The final game of the Chester County Co-Ed Western division championship ended with a 14-3 victory for the APSCUF Rams. The Rams got hot at the right time, winning their last eight in a row and plowing through two rounds of playoff games undefeated.
After last Thursday's come from behind, extra-inning victory, 20-19, the game on Sunday evening felt like an anti-climax. Kevin Flynn, the team's pitcher and most valuable player, missed that seesaw tilt but was back at the pitching rubber for the championship and in command the entire game.
Eighteen players showed up, so the biggest decision was how to get so many players into the game and still stay competitive. Team captain, Kuhio Walters, and I decided to honor the men and women who had been on the team since the beginning. Eight starters played deep into the game before we went to the bench. Their energy turned a relatively tight 8-3 game into a last inning blow-out.

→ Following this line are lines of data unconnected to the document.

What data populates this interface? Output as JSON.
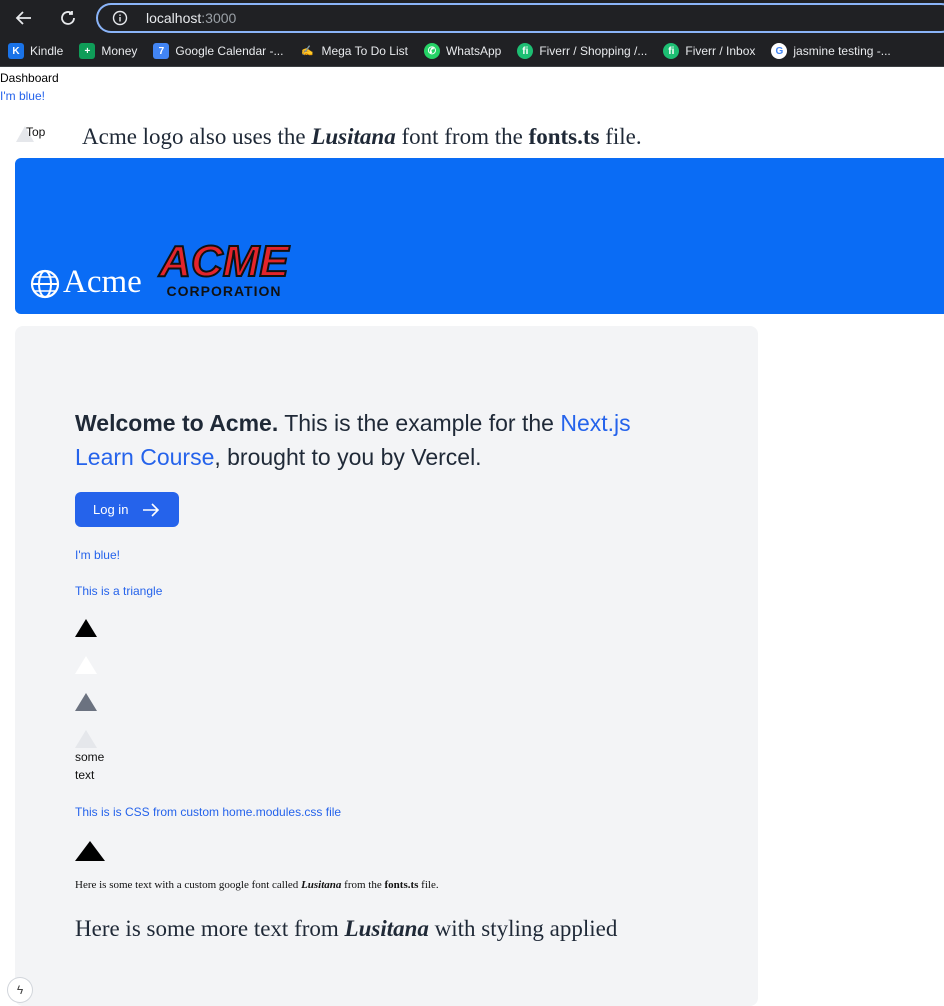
{
  "browser": {
    "url_host": "localhost",
    "url_port": ":3000",
    "bookmarks": [
      {
        "label": "Kindle",
        "icon": "kindle-icon",
        "color": "#1a73e8"
      },
      {
        "label": "Money",
        "icon": "sheets-icon",
        "color": "#0f9d58"
      },
      {
        "label": "Google Calendar -...",
        "icon": "calendar-icon",
        "color": "#4285f4"
      },
      {
        "label": "Mega To Do List",
        "icon": "hand-icon",
        "color": "#f4b400"
      },
      {
        "label": "WhatsApp",
        "icon": "whatsapp-icon",
        "color": "#25d366"
      },
      {
        "label": "Fiverr / Shopping /...",
        "icon": "fiverr-icon",
        "color": "#1dbf73"
      },
      {
        "label": "Fiverr / Inbox",
        "icon": "fiverr-icon",
        "color": "#1dbf73"
      },
      {
        "label": "jasmine testing -...",
        "icon": "google-icon",
        "color": "#ffffff"
      }
    ]
  },
  "page": {
    "dashboard": "Dashboard",
    "blue_link": "I'm blue!",
    "top_label": "Top",
    "headline": {
      "pre": "Acme logo also uses the ",
      "font": "Lusitana",
      "mid": " font from the ",
      "file": "fonts.ts",
      "post": " file."
    },
    "banner": {
      "wordmark": "Acme",
      "corp_logo_big": "ACME",
      "corp_logo_small": "CORPORATION",
      "color": "#0a6cf5"
    },
    "welcome": {
      "bold": "Welcome to Acme.",
      "pre": " This is the example for the ",
      "link": "Next.js Learn Course",
      "post": ", brought to you by Vercel."
    },
    "login_button": "Log in",
    "im_blue": "I'm blue!",
    "triangle_label": "This is a triangle",
    "some_text": "some text",
    "css_label": "This is is CSS from custom home.modules.css file",
    "small_serif": {
      "pre": "Here is some text with a custom google font called ",
      "font": "Lusitana",
      "mid": " from the ",
      "file": "fonts.ts",
      "post": " file."
    },
    "big_serif": {
      "pre": "Here is some more text from ",
      "font": "Lusitana",
      "post": " with styling applied"
    },
    "accent": "#2563eb"
  }
}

Fittingly, Flynn caught the final out, a pop-up to the mound. I asked every team member to play to sign the ball and gave it to Flynn for his mantle. Fifteen or 16 of us ended the evening hooking five tables together in the Square Bar and enjoying the rest of the evening with pitchers of Yuengling.

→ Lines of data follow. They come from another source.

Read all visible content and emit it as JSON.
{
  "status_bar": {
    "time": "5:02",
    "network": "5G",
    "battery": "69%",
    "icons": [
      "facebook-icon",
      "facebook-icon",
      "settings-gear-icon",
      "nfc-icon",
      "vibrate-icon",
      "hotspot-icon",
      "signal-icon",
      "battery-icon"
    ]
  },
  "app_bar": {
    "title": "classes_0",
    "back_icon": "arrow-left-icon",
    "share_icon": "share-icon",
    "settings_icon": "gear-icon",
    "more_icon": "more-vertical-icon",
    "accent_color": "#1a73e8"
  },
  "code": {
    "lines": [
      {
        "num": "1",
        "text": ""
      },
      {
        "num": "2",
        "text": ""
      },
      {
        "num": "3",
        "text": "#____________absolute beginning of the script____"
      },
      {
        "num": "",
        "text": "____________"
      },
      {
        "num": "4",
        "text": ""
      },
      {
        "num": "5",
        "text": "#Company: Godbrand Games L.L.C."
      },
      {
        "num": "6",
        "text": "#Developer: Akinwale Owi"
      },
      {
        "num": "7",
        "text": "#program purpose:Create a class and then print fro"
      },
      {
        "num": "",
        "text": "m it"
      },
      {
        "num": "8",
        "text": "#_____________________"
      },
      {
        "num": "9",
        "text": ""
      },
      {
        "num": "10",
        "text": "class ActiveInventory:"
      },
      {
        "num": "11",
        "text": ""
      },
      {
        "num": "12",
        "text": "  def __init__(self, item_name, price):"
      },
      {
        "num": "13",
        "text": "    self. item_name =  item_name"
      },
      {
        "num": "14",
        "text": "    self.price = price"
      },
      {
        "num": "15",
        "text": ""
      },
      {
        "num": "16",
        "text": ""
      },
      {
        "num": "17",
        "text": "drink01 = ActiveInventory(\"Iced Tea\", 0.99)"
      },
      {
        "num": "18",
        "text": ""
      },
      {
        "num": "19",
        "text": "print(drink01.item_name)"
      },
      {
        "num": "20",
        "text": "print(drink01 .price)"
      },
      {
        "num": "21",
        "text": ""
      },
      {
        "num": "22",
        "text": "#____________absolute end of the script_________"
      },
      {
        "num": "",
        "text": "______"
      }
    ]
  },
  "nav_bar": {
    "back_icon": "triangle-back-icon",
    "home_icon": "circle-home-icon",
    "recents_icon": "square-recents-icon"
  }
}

It's not hyperbole to say the season has been one of the best experiences of my life. I wish I could play like I did in my 30s, when I started a softball team at the Daily Press in Newport News, Va. The friendships I made on that team are among the strongest of my adult life. Eight of us still meet at least once or twice a year for brews, golf, cards and camaraderie.
Luke, my son, was only a two years old when I started that team. We called ourselves the Typoz. I remember stashing Luke's baby stroller in the dugout with us, Luke strapped into it, watching the action intently, soaking up the cheers and the atmosphere, relishing the whole experience. My teammates rustled his thick, brown hair for good luck on their way to home plate. More times than not, this small superstitious gesture brought it to them. And it brought luck to Luke, too. That was the making of a baseball fan and player.
For me, this entire championship season was the most fun I've ever had on a team -- because Luke shared the experience with me. It made me proud to watch him play. He's a good player and I knew when we added him to the roster he'd help us win. He plays with reckless abandon, the way the best players play. To see him stretch routine singles into doubles and to run down and catch fly balls in the outfield was a joy to witness.
I started the championship game as one of the team's designated hitters. It was my only plate appearance in five playoff games. I hit a hard ground ball to the Baptist second baseman who turned it into a force out at second base. The next time around the line-up, Luke hit for me and then he finished the game in the outfield.
When he scored the winning run in our improbable win last week, yelling and screaming and wearing a grin as big as the sky, my heart flew into my mouth. I almost hurts to be that damn happy.
Last night, I got to taste the sweetest drink of all...the taste of champagne after a championship, my arm wrapped around Luke, members of the same team. This is why we still play a kid's game.